Again, a supportive BDSM partner who accepts you and reassures you can be a great help.


Not sharing can be a form of self-defence. For the emotionally sensitive, or the socially vulnerable (such as public figures), being very careful about who knows about your BDSM predilections can be important to prevent subsequent attack. In these cases, it is mainly about preventing information from leaking out to those who may use it to either disadvantage or embarrass you, or to take advantage of you (e.g., blackmail).

Things you can do

There are things you can to assist in bonding and allowing intimacy to develop:

  • Don't be distant with your partner. Look for ways to open yourself more. Try to identify situations where you have trouble opening up and work to overcome them.
  • Your partner may consciously or unconsciously hold back because they don't trust their own feelings or reactions, or because they don't know how much they can trust you. Make an effort to earn their trust.
  • Encourage eye contact during BDSM activities. Talk and share (even if just with grunts and other noises). Your partner needs to feel that they are having their powerful experience WITH you. If they feel they're having it on their own then it's not going to feel anywhere near as intimate, nor is it going to contribute as much to any bonding.
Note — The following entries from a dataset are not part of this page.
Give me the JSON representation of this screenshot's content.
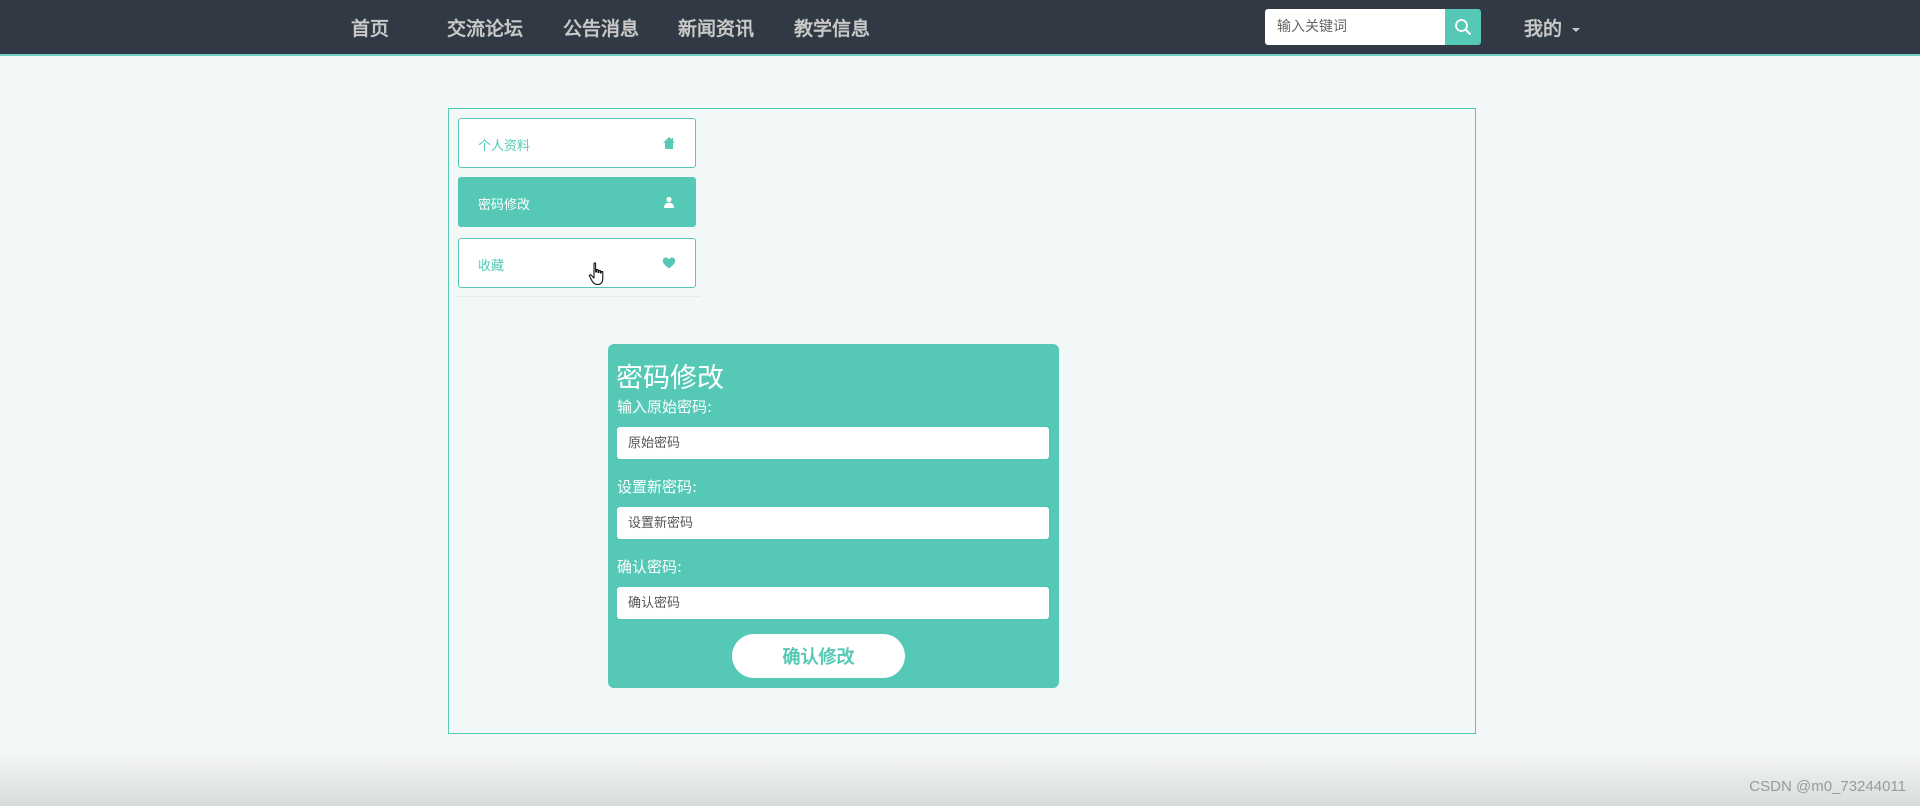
{
  "nav": {
    "items": [
      {
        "label": "首页"
      },
      {
        "label": "交流论坛"
      },
      {
        "label": "公告消息"
      },
      {
        "label": "新闻资讯"
      },
      {
        "label": "教学信息"
      }
    ],
    "search_placeholder": "输入关键词",
    "search_icon": "search-icon",
    "user_menu_label": "我的"
  },
  "sidebar": {
    "items": [
      {
        "label": "个人资料",
        "icon": "home-icon",
        "active": false
      },
      {
        "label": "密码修改",
        "icon": "user-icon",
        "active": true
      },
      {
        "label": "收藏",
        "icon": "heart-icon",
        "active": false
      }
    ]
  },
  "form": {
    "title": "密码修改",
    "old_label": "输入原始密码:",
    "old_placeholder": "原始密码",
    "new_label": "设置新密码:",
    "new_placeholder": "设置新密码",
    "confirm_label": "确认密码:",
    "confirm_placeholder": "确认密码",
    "submit_label": "确认修改"
  },
  "watermark": "CSDN @m0_73244011",
  "colors": {
    "accent": "#55c9b6",
    "navbar_bg": "#313a44",
    "page_bg": "#f2f7f7"
  }
}
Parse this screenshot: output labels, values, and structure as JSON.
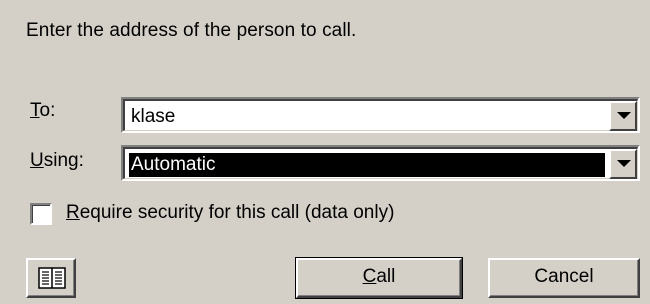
{
  "instruction": "Enter the address of the person to call.",
  "to_field": {
    "label_mnemonic": "T",
    "label_rest": "o:",
    "value": "klase"
  },
  "using_field": {
    "label_mnemonic": "U",
    "label_rest": "sing:",
    "value": "Automatic"
  },
  "security_checkbox": {
    "label_mnemonic": "R",
    "label_rest": "equire security for this call (data only)",
    "checked": false
  },
  "buttons": {
    "address_book_icon": "address-book-icon",
    "call_mnemonic": "C",
    "call_rest": "all",
    "cancel": "Cancel"
  },
  "colors": {
    "dialog_bg": "#d4d0c8",
    "selection_bg": "#000000",
    "selection_fg": "#ffffff"
  }
}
Eye contact, talk, and noises help you and your partner feel that you're in this together.

See also